WHAT YOU NEED TO DO ▸ Set the listing down again in full, word for word, with the pictures left out.

EXCERPTED RECORDS ▸
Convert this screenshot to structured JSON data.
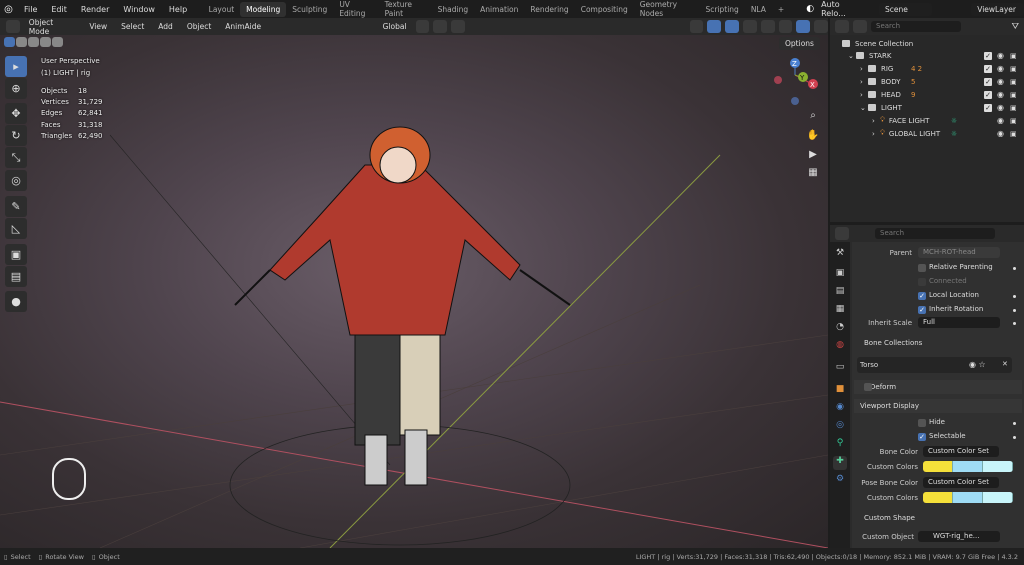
{
  "menu": [
    "File",
    "Edit",
    "Render",
    "Window",
    "Help"
  ],
  "workspaces": [
    "Layout",
    "Modeling",
    "Sculpting",
    "UV Editing",
    "Texture Paint",
    "Shading",
    "Animation",
    "Rendering",
    "Compositing",
    "Geometry Nodes",
    "Scripting",
    "NLA",
    "+"
  ],
  "active_workspace": "Modeling",
  "top_right": {
    "auto_reload": "Auto Relo...",
    "scene": "Scene",
    "view_layer": "ViewLayer"
  },
  "viewport_header": {
    "mode": "Object Mode",
    "items": [
      "View",
      "Select",
      "Add",
      "Object",
      "AnimAide"
    ],
    "orientation": "Global",
    "options": "Options"
  },
  "overlay_text": {
    "perspective": "User Perspective",
    "active": "(1) LIGHT | rig",
    "stats": [
      {
        "label": "Objects",
        "value": "18"
      },
      {
        "label": "Vertices",
        "value": "31,729"
      },
      {
        "label": "Edges",
        "value": "62,841"
      },
      {
        "label": "Faces",
        "value": "31,318"
      },
      {
        "label": "Triangles",
        "value": "62,490"
      }
    ]
  },
  "gizmo": {
    "x": "X",
    "y": "Y",
    "z": "Z"
  },
  "outliner": {
    "search_placeholder": "Search",
    "root": "Scene Collection",
    "items": [
      {
        "name": "STARK",
        "level": 0
      },
      {
        "name": "RIG",
        "level": 1,
        "badge": "4 2"
      },
      {
        "name": "BODY",
        "level": 1,
        "badge": "5"
      },
      {
        "name": "HEAD",
        "level": 1,
        "badge": "9"
      },
      {
        "name": "LIGHT",
        "level": 1
      },
      {
        "name": "FACE LIGHT",
        "level": 2
      },
      {
        "name": "GLOBAL LIGHT",
        "level": 2
      }
    ]
  },
  "properties": {
    "search_placeholder": "Search",
    "parent_label": "Parent",
    "parent_value": "MCH-ROT-head",
    "relative_parenting": "Relative Parenting",
    "connected": "Connected",
    "local_location": "Local Location",
    "inherit_rotation": "Inherit Rotation",
    "inherit_scale_label": "Inherit Scale",
    "inherit_scale_value": "Full",
    "bone_collections": "Bone Collections",
    "collection_item": "Torso",
    "deform": "Deform",
    "viewport_display": "Viewport Display",
    "hide": "Hide",
    "selectable": "Selectable",
    "bone_color_label": "Bone Color",
    "bone_color_value": "Custom Color Set",
    "custom_colors_label": "Custom Colors",
    "pose_bone_color_label": "Pose Bone Color",
    "pose_bone_color_value": "Custom Color Set",
    "custom_shape": "Custom Shape",
    "custom_object_label": "Custom Object",
    "custom_object_value": "WGT-rig_he...",
    "colors": [
      "#f5e03a",
      "#9fdcf5",
      "#c8f5fa"
    ]
  },
  "status": {
    "select": "Select",
    "rotate": "Rotate View",
    "object": "Object",
    "info": "LIGHT | rig | Verts:31,729 | Faces:31,318 | Tris:62,490 | Objects:0/18 | Memory: 852.1 MiB | VRAM: 9.7 GiB Free | 4.3.2"
  }
}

EXERCISE OUTPUT ▸
Convert this screenshot to structured JSON data.
{
  "menu": [
    "File",
    "Edit",
    "Render",
    "Window",
    "Help"
  ],
  "workspaces": [
    "Layout",
    "Modeling",
    "Sculpting",
    "UV Editing",
    "Texture Paint",
    "Shading",
    "Animation",
    "Rendering",
    "Compositing",
    "Geometry Nodes",
    "Scripting",
    "NLA",
    "+"
  ],
  "active_workspace": "Modeling",
  "top_right": {
    "auto_reload": "Auto Relo...",
    "scene": "Scene",
    "view_layer": "ViewLayer"
  },
  "viewport_header": {
    "mode": "Object Mode",
    "items": [
      "View",
      "Select",
      "Add",
      "Object",
      "AnimAide"
    ],
    "orientation": "Global",
    "options": "Options"
  },
  "overlay_text": {
    "perspective": "User Perspective",
    "active": "(1) LIGHT | rig",
    "stats": [
      {
        "label": "Objects",
        "value": "18"
      },
      {
        "label": "Vertices",
        "value": "31,729"
      },
      {
        "label": "Edges",
        "value": "62,841"
      },
      {
        "label": "Faces",
        "value": "31,318"
      },
      {
        "label": "Triangles",
        "value": "62,490"
      }
    ]
  },
  "gizmo": {
    "x": "X",
    "y": "Y",
    "z": "Z"
  },
  "outliner": {
    "search_placeholder": "Search",
    "root": "Scene Collection",
    "items": [
      {
        "name": "STARK",
        "level": 0
      },
      {
        "name": "RIG",
        "level": 1,
        "badge": "4 2"
      },
      {
        "name": "BODY",
        "level": 1,
        "badge": "5"
      },
      {
        "name": "HEAD",
        "level": 1,
        "badge": "9"
      },
      {
        "name": "LIGHT",
        "level": 1
      },
      {
        "name": "FACE LIGHT",
        "level": 2
      },
      {
        "name": "GLOBAL LIGHT",
        "level": 2
      }
    ]
  },
  "properties": {
    "search_placeholder": "Search",
    "parent_label": "Parent",
    "parent_value": "MCH-ROT-head",
    "relative_parenting": "Relative Parenting",
    "connected": "Connected",
    "local_location": "Local Location",
    "inherit_rotation": "Inherit Rotation",
    "inherit_scale_label": "Inherit Scale",
    "inherit_scale_value": "Full",
    "bone_collections": "Bone Collections",
    "collection_item": "Torso",
    "deform": "Deform",
    "viewport_display": "Viewport Display",
    "hide": "Hide",
    "selectable": "Selectable",
    "bone_color_label": "Bone Color",
    "bone_color_value": "Custom Color Set",
    "custom_colors_label": "Custom Colors",
    "pose_bone_color_label": "Pose Bone Color",
    "pose_bone_color_value": "Custom Color Set",
    "custom_shape": "Custom Shape",
    "custom_object_label": "Custom Object",
    "custom_object_value": "WGT-rig_he...",
    "colors": [
      "#f5e03a",
      "#9fdcf5",
      "#c8f5fa"
    ]
  },
  "status": {
    "select": "Select",
    "rotate": "Rotate View",
    "object": "Object",
    "info": "LIGHT | rig | Verts:31,729 | Faces:31,318 | Tris:62,490 | Objects:0/18 | Memory: 852.1 MiB | VRAM: 9.7 GiB Free | 4.3.2"
  }
}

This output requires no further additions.